▸ Records for this task
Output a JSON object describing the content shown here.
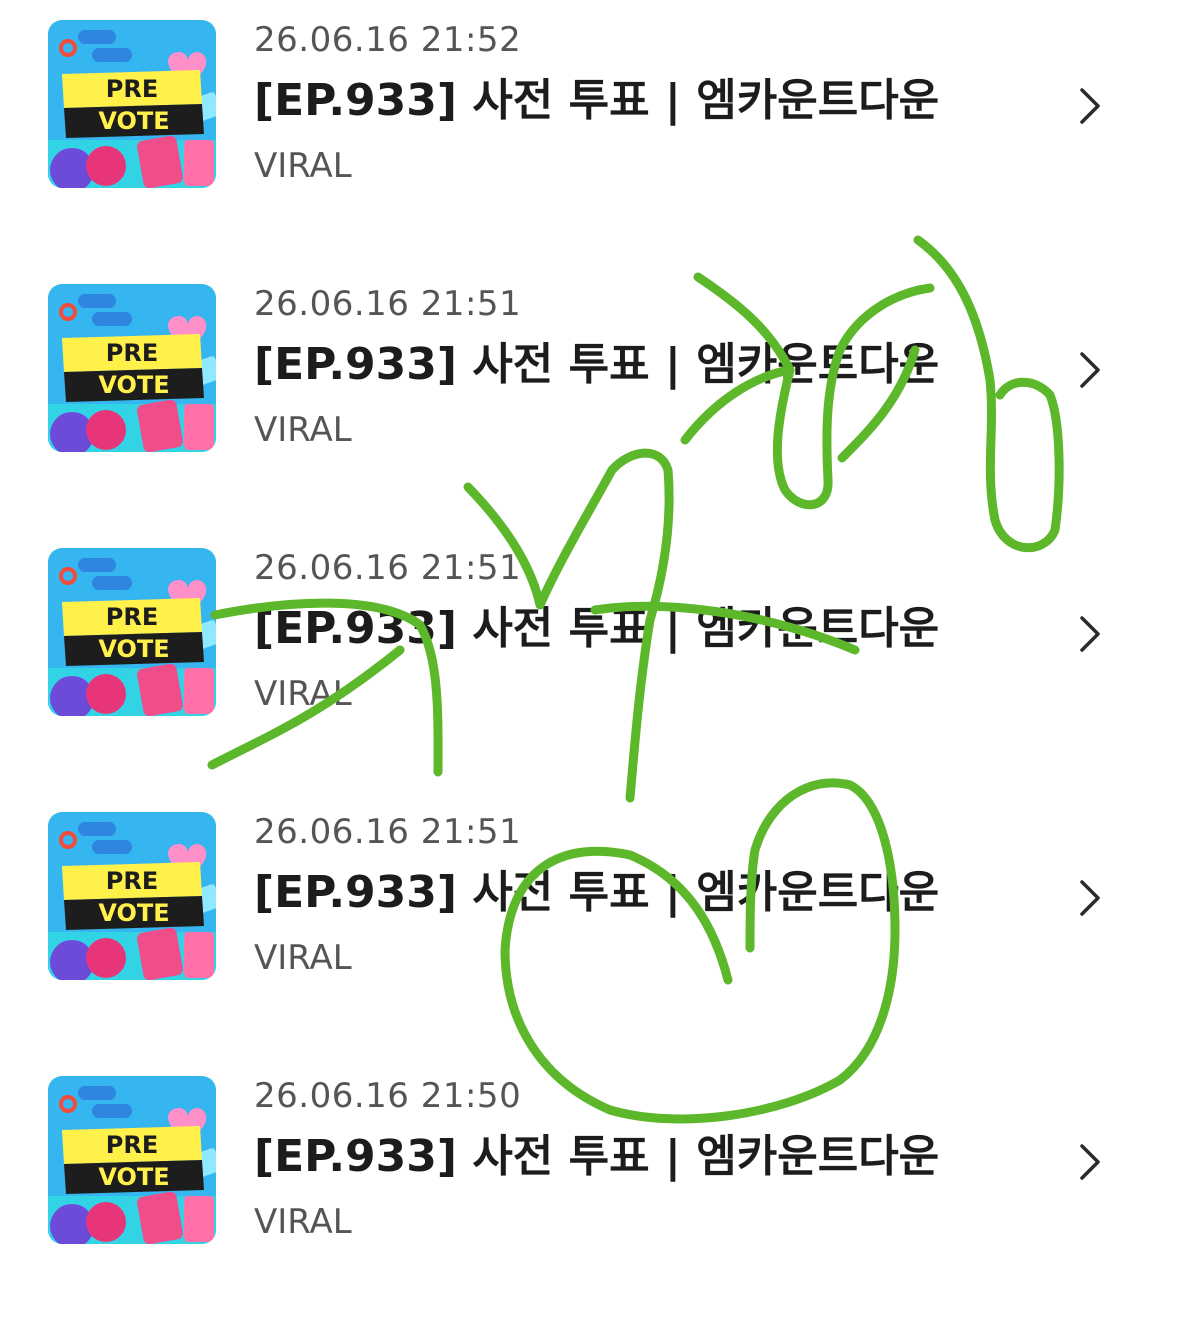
{
  "items": [
    {
      "date": "26.06.16 21:52",
      "title": "[EP.933] 사전 투표 | 엠카운트다운",
      "category": "VIRAL"
    },
    {
      "date": "26.06.16 21:51",
      "title": "[EP.933] 사전 투표 | 엠카운트다운",
      "category": "VIRAL"
    },
    {
      "date": "26.06.16 21:51",
      "title": "[EP.933] 사전 투표 | 엠카운트다운",
      "category": "VIRAL"
    },
    {
      "date": "26.06.16 21:51",
      "title": "[EP.933] 사전 투표 | 엠카운트다운",
      "category": "VIRAL"
    },
    {
      "date": "26.06.16 21:50",
      "title": "[EP.933] 사전 투표 | 엠카운트다운",
      "category": "VIRAL"
    }
  ],
  "thumbnail": {
    "line1": "PRE",
    "line2": "VOTE"
  },
  "overlay": {
    "stroke_color": "#5cb82a"
  },
  "icons": {
    "thumbnail": "pre-vote-thumbnail-icon",
    "chevron": "chevron-right-icon"
  }
}
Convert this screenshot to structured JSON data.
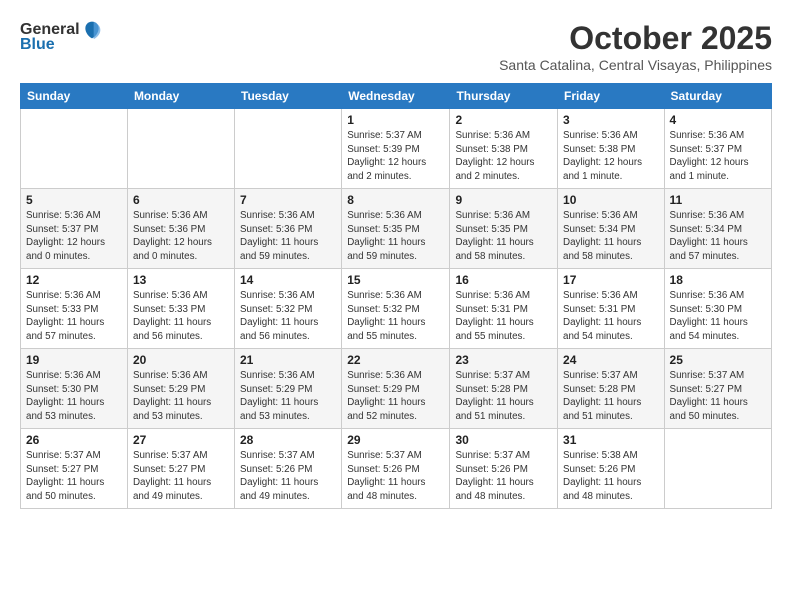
{
  "header": {
    "logo_general": "General",
    "logo_blue": "Blue",
    "month": "October 2025",
    "location": "Santa Catalina, Central Visayas, Philippines"
  },
  "weekdays": [
    "Sunday",
    "Monday",
    "Tuesday",
    "Wednesday",
    "Thursday",
    "Friday",
    "Saturday"
  ],
  "weeks": [
    [
      {
        "day": "",
        "info": ""
      },
      {
        "day": "",
        "info": ""
      },
      {
        "day": "",
        "info": ""
      },
      {
        "day": "1",
        "info": "Sunrise: 5:37 AM\nSunset: 5:39 PM\nDaylight: 12 hours and 2 minutes."
      },
      {
        "day": "2",
        "info": "Sunrise: 5:36 AM\nSunset: 5:38 PM\nDaylight: 12 hours and 2 minutes."
      },
      {
        "day": "3",
        "info": "Sunrise: 5:36 AM\nSunset: 5:38 PM\nDaylight: 12 hours and 1 minute."
      },
      {
        "day": "4",
        "info": "Sunrise: 5:36 AM\nSunset: 5:37 PM\nDaylight: 12 hours and 1 minute."
      }
    ],
    [
      {
        "day": "5",
        "info": "Sunrise: 5:36 AM\nSunset: 5:37 PM\nDaylight: 12 hours and 0 minutes."
      },
      {
        "day": "6",
        "info": "Sunrise: 5:36 AM\nSunset: 5:36 PM\nDaylight: 12 hours and 0 minutes."
      },
      {
        "day": "7",
        "info": "Sunrise: 5:36 AM\nSunset: 5:36 PM\nDaylight: 11 hours and 59 minutes."
      },
      {
        "day": "8",
        "info": "Sunrise: 5:36 AM\nSunset: 5:35 PM\nDaylight: 11 hours and 59 minutes."
      },
      {
        "day": "9",
        "info": "Sunrise: 5:36 AM\nSunset: 5:35 PM\nDaylight: 11 hours and 58 minutes."
      },
      {
        "day": "10",
        "info": "Sunrise: 5:36 AM\nSunset: 5:34 PM\nDaylight: 11 hours and 58 minutes."
      },
      {
        "day": "11",
        "info": "Sunrise: 5:36 AM\nSunset: 5:34 PM\nDaylight: 11 hours and 57 minutes."
      }
    ],
    [
      {
        "day": "12",
        "info": "Sunrise: 5:36 AM\nSunset: 5:33 PM\nDaylight: 11 hours and 57 minutes."
      },
      {
        "day": "13",
        "info": "Sunrise: 5:36 AM\nSunset: 5:33 PM\nDaylight: 11 hours and 56 minutes."
      },
      {
        "day": "14",
        "info": "Sunrise: 5:36 AM\nSunset: 5:32 PM\nDaylight: 11 hours and 56 minutes."
      },
      {
        "day": "15",
        "info": "Sunrise: 5:36 AM\nSunset: 5:32 PM\nDaylight: 11 hours and 55 minutes."
      },
      {
        "day": "16",
        "info": "Sunrise: 5:36 AM\nSunset: 5:31 PM\nDaylight: 11 hours and 55 minutes."
      },
      {
        "day": "17",
        "info": "Sunrise: 5:36 AM\nSunset: 5:31 PM\nDaylight: 11 hours and 54 minutes."
      },
      {
        "day": "18",
        "info": "Sunrise: 5:36 AM\nSunset: 5:30 PM\nDaylight: 11 hours and 54 minutes."
      }
    ],
    [
      {
        "day": "19",
        "info": "Sunrise: 5:36 AM\nSunset: 5:30 PM\nDaylight: 11 hours and 53 minutes."
      },
      {
        "day": "20",
        "info": "Sunrise: 5:36 AM\nSunset: 5:29 PM\nDaylight: 11 hours and 53 minutes."
      },
      {
        "day": "21",
        "info": "Sunrise: 5:36 AM\nSunset: 5:29 PM\nDaylight: 11 hours and 53 minutes."
      },
      {
        "day": "22",
        "info": "Sunrise: 5:36 AM\nSunset: 5:29 PM\nDaylight: 11 hours and 52 minutes."
      },
      {
        "day": "23",
        "info": "Sunrise: 5:37 AM\nSunset: 5:28 PM\nDaylight: 11 hours and 51 minutes."
      },
      {
        "day": "24",
        "info": "Sunrise: 5:37 AM\nSunset: 5:28 PM\nDaylight: 11 hours and 51 minutes."
      },
      {
        "day": "25",
        "info": "Sunrise: 5:37 AM\nSunset: 5:27 PM\nDaylight: 11 hours and 50 minutes."
      }
    ],
    [
      {
        "day": "26",
        "info": "Sunrise: 5:37 AM\nSunset: 5:27 PM\nDaylight: 11 hours and 50 minutes."
      },
      {
        "day": "27",
        "info": "Sunrise: 5:37 AM\nSunset: 5:27 PM\nDaylight: 11 hours and 49 minutes."
      },
      {
        "day": "28",
        "info": "Sunrise: 5:37 AM\nSunset: 5:26 PM\nDaylight: 11 hours and 49 minutes."
      },
      {
        "day": "29",
        "info": "Sunrise: 5:37 AM\nSunset: 5:26 PM\nDaylight: 11 hours and 48 minutes."
      },
      {
        "day": "30",
        "info": "Sunrise: 5:37 AM\nSunset: 5:26 PM\nDaylight: 11 hours and 48 minutes."
      },
      {
        "day": "31",
        "info": "Sunrise: 5:38 AM\nSunset: 5:26 PM\nDaylight: 11 hours and 48 minutes."
      },
      {
        "day": "",
        "info": ""
      }
    ]
  ]
}
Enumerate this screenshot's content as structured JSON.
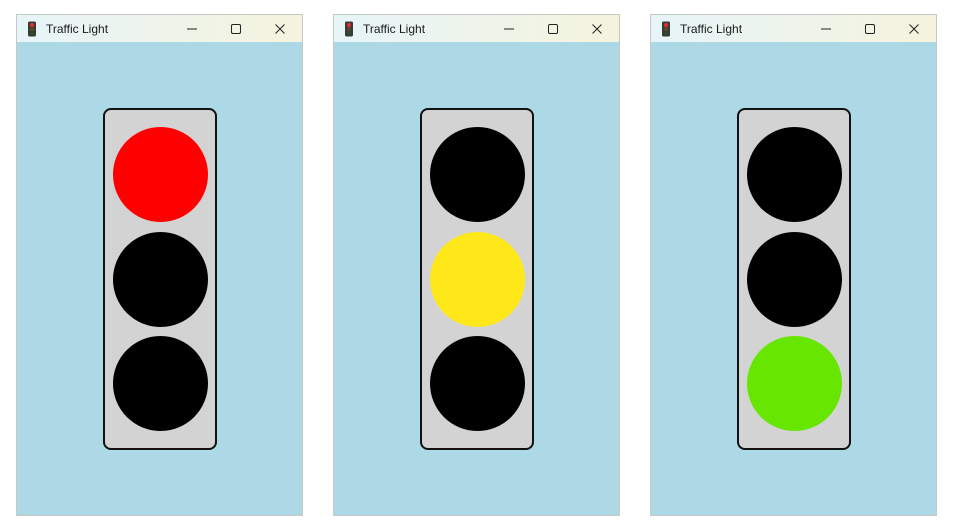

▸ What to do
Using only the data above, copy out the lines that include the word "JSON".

▸ Written response
Output a JSON object describing the content shown here.
Convert this screenshot to structured JSON data.
Enumerate this screenshot's content as structured JSON.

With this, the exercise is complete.